Neck pain is an extremely common complaint among desk workers. Sustained static postures can overload the joints, discs and associated muscles in the neck and upper back. Poor posture increases the likelihood of pain. Headaches commonly occur as pain from the upper neck refers to the base of the skull, forehead and temple areas.
So what can you do to minimize the chances of postural neck pain and headaches? What is the best treatment for neck pain available?
- Use of a good quality office chair with adequate lumbar (low back) support.
- Take advantage of the support your chair provides. To do this sit in good upright posture with your back in contact with the back support.
- Your thighs should be horizontal or knees slightly below hips, feet flat on the floor. A footrest may be required to achieve this.
- Ensure your workstation and monitor are at the correct height. When sitting upright your eyes should meet the monitor screen somewhere in its top one third. Your monitor should be approximately an arm’s length from you when sitting upright.
- With your elbows by your side, your keyboard and mouse should be within easy reach.
- Check your posture regularly and correct if necessary. A computer reminder can be useful.
- Take regular breaks from your workstation. Try to factor in some walks or tasks which take you away from your desk on a regular basis.
- Avoid using laptops for extended periods unless they are positioned appropriately using an ergonomic stand.
- Monitor your posture when using your tablet and smartphone.
What should you do if you have neck pain and headaches?
- Try to correct any poor postures which may be a contributing factor.
- Monitor stress levels. Many of us hold tension in our neck and upper back muscles contributing to pain in this area.
- Move around regularly at work and regularly participate in a sport or leisure activity which gets you moving in a pain free manner.
- Try to do physiotherapy exercises for neck pain
- Seek help from your physiotherapist and get advice on proper neck physiotherapy.
At Keperra Physiotherapist and Sports Injury Clinic an initial consultation will involve a hands-on assessment of your neck and upper back joints and muscles to detect joint stiffness, muscle tightness and weakness. We will question you to ascertain which workplace and lifestyle factors may be contributing to your pain and advise how you can rectify them.

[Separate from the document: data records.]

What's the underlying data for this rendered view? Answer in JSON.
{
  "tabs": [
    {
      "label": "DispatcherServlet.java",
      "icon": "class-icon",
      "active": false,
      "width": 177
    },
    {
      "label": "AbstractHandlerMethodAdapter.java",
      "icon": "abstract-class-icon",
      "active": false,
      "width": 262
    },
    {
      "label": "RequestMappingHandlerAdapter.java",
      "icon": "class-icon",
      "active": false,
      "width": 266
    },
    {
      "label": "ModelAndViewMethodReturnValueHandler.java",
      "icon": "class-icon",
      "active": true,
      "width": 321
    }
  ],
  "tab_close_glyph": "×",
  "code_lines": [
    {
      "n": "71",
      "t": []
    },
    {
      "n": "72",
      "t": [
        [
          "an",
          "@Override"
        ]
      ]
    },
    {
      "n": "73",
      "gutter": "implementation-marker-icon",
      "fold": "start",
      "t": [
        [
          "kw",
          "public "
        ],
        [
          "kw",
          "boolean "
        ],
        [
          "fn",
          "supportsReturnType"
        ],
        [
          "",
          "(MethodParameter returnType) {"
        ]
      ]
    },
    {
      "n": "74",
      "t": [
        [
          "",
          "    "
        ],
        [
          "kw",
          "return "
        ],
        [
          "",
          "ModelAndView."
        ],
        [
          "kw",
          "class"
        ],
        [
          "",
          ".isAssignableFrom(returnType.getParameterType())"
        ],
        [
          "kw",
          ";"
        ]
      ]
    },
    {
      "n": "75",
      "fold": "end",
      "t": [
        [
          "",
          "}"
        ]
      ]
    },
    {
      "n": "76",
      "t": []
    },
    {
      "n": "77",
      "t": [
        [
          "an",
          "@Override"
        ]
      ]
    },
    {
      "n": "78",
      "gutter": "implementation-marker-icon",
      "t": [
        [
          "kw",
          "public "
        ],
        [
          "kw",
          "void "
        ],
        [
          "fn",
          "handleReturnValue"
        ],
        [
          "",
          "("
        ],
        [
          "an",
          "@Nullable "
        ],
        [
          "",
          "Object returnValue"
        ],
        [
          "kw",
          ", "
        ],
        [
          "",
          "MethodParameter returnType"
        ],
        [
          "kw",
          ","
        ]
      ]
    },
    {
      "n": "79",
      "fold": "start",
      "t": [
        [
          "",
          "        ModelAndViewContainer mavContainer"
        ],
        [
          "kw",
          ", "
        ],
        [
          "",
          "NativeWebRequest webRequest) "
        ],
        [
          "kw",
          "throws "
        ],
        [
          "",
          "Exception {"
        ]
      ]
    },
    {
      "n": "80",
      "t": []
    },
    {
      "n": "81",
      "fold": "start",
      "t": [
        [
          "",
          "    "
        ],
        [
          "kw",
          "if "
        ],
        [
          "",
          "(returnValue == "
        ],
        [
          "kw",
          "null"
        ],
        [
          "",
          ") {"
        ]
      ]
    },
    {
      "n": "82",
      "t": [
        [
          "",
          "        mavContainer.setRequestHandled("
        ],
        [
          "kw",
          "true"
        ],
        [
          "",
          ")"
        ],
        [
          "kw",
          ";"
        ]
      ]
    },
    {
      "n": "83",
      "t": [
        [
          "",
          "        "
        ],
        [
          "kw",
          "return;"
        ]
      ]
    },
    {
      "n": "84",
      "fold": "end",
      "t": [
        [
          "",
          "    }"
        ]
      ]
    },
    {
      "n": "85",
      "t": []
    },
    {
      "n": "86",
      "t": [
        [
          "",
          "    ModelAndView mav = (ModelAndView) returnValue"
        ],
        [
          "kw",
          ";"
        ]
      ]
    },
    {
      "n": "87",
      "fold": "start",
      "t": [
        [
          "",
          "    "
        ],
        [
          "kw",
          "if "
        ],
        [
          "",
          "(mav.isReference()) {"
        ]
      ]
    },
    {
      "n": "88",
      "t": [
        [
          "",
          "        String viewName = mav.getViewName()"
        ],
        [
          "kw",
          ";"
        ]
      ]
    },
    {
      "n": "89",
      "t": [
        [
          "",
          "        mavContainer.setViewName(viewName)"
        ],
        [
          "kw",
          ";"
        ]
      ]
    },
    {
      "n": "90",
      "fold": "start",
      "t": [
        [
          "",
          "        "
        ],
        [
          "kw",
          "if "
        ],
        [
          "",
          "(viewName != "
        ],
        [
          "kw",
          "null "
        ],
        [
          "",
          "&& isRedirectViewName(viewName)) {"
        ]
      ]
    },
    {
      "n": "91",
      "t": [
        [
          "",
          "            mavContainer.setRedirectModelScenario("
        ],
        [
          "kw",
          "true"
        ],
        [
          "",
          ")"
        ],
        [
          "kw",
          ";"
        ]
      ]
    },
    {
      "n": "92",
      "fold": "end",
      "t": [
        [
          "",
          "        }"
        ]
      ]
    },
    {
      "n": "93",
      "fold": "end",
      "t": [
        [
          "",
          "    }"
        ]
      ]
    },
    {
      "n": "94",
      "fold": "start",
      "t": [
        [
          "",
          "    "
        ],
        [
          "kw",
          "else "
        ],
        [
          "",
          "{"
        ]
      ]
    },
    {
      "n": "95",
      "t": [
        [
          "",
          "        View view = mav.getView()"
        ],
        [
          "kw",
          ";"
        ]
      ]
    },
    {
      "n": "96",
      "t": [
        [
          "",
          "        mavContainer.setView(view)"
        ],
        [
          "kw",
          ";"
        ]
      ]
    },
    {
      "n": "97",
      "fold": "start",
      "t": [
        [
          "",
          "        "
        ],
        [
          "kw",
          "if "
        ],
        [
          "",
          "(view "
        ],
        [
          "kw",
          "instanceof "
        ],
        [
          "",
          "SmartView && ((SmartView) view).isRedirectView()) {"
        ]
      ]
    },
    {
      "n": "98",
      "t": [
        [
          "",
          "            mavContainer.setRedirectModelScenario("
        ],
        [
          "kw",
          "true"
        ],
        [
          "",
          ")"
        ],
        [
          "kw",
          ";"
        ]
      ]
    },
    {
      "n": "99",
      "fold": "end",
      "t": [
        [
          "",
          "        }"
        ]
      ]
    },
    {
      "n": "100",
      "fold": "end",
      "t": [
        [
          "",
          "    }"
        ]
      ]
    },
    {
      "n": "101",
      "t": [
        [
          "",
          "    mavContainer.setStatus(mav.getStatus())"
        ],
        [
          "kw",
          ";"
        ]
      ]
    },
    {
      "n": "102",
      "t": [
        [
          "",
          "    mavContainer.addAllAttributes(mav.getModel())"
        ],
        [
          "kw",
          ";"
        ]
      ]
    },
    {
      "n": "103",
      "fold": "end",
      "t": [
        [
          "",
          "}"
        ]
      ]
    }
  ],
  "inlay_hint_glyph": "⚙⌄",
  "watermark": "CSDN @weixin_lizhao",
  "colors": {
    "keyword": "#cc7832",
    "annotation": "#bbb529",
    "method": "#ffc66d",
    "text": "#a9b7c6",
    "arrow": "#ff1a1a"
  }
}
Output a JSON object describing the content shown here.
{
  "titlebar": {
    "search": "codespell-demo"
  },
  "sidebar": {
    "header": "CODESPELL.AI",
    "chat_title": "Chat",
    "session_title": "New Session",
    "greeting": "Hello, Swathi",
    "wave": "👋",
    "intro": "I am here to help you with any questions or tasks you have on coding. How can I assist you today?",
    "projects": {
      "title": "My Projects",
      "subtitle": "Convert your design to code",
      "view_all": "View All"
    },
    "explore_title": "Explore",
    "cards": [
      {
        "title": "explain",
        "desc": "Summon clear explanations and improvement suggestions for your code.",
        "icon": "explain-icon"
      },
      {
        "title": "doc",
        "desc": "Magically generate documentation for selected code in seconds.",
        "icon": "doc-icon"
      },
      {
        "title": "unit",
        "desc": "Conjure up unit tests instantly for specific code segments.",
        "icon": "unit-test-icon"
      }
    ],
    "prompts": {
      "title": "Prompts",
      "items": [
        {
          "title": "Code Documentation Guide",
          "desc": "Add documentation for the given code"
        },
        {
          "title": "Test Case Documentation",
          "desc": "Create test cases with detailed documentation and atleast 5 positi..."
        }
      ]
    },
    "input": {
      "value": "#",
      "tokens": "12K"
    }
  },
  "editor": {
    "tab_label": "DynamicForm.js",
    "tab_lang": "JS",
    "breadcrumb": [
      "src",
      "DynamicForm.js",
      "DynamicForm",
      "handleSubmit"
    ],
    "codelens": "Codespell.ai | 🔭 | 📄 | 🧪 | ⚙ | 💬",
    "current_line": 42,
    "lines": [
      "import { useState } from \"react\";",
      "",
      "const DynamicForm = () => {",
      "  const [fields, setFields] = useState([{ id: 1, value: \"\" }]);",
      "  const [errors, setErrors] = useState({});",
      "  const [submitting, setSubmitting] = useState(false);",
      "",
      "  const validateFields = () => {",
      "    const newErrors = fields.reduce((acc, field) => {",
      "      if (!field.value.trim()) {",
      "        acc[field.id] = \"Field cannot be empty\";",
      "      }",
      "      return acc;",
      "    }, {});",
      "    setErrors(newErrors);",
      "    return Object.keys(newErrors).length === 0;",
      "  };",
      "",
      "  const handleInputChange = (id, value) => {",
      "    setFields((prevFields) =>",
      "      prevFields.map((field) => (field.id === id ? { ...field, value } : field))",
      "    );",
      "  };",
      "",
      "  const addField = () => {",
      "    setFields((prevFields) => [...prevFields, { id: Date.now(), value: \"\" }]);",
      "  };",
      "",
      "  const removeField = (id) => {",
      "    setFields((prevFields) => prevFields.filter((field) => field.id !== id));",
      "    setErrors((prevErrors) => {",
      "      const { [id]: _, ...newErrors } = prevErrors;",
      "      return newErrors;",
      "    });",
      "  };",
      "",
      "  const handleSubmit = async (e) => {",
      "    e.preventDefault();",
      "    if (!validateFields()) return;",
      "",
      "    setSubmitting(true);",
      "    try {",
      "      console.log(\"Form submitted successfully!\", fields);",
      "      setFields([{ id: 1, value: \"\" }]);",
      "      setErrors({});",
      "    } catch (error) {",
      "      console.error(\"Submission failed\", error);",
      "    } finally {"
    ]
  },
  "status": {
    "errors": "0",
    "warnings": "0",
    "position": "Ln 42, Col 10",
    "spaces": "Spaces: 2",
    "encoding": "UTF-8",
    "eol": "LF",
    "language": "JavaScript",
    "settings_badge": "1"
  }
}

We use a combination of techniques including joint mobilizations and mobilizations with movement to relieve joint stiffness, massage, dry needling, stretches and muscle releases to relieve muscular tightness. Postural correction and graduated strengthening programmes are used to prevent recurrence. We also utilise physiotherapy exercises for neck pain.